The report’s analysis also underlines the role of a policy environment marked by trust between government, labor unions and the private sector – which leads to better formulation of the sorts of institutions most conducive to safeguarding economies against major shocks such as those experienced since 2008.

Banerji added: “People’s confidence in the institutions that govern them plays a fundamental role in the economic stability of a nation. High levels of inequality and distrust can put that stability in jeopardy and restrict a government’s response to an unforeseen crisis. The stronger a country’s institutions are, the quicker it will be able to rebound, recovering jobs and economic activity, after a slowdown.”

The report highlights a ‘vicious cycle’ whereby an increase in inequality erodes public trust, which weakens the resilience of national institutions. In turn, those weaker institutions are then shown to perpetuate increased distrust among the public. Half of the EU’s 28 Member States were found to have below average levels of public trust in their governing institutions.
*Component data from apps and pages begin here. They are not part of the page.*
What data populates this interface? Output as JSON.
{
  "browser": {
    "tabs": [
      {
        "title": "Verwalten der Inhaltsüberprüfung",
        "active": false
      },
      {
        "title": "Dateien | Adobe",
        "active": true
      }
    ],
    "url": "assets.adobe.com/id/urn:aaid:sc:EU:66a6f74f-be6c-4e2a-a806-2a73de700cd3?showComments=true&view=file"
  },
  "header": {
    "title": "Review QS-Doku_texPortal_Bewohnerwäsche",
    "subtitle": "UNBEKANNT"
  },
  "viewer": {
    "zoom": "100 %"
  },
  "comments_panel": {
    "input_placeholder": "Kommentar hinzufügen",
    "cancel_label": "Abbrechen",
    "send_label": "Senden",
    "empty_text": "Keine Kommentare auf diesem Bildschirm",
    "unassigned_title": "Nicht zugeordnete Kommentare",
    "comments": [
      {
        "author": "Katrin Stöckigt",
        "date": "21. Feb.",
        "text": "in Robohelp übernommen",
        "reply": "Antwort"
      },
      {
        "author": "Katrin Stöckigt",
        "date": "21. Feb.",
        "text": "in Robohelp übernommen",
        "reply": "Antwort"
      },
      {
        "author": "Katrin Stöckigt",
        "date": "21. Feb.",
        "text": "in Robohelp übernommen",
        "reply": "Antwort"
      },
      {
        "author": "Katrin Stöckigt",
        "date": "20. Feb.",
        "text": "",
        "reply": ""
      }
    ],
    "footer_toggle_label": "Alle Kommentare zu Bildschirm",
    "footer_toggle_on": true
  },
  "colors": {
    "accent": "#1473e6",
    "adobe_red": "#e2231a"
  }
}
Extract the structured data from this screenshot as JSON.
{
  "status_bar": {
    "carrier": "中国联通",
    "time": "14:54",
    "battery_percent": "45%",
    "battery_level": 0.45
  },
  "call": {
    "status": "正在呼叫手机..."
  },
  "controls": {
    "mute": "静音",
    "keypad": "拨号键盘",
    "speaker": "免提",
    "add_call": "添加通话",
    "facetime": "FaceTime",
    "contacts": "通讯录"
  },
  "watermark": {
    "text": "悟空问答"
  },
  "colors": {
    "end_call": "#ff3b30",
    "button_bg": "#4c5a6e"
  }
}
“Some EU countries need to find new ways to absorb economic shocks effectively while ensuring that the eventual rebound will be inclusive and not leave sections of society behind. That’s a major trust problem Europe is facing today,” Rogier van den Brink, Lead Economist at the World Bank,“Lack of trust has implications for volatility in employment and competitiveness, while higher levels of trust lead to more output and sustained levels of household income.”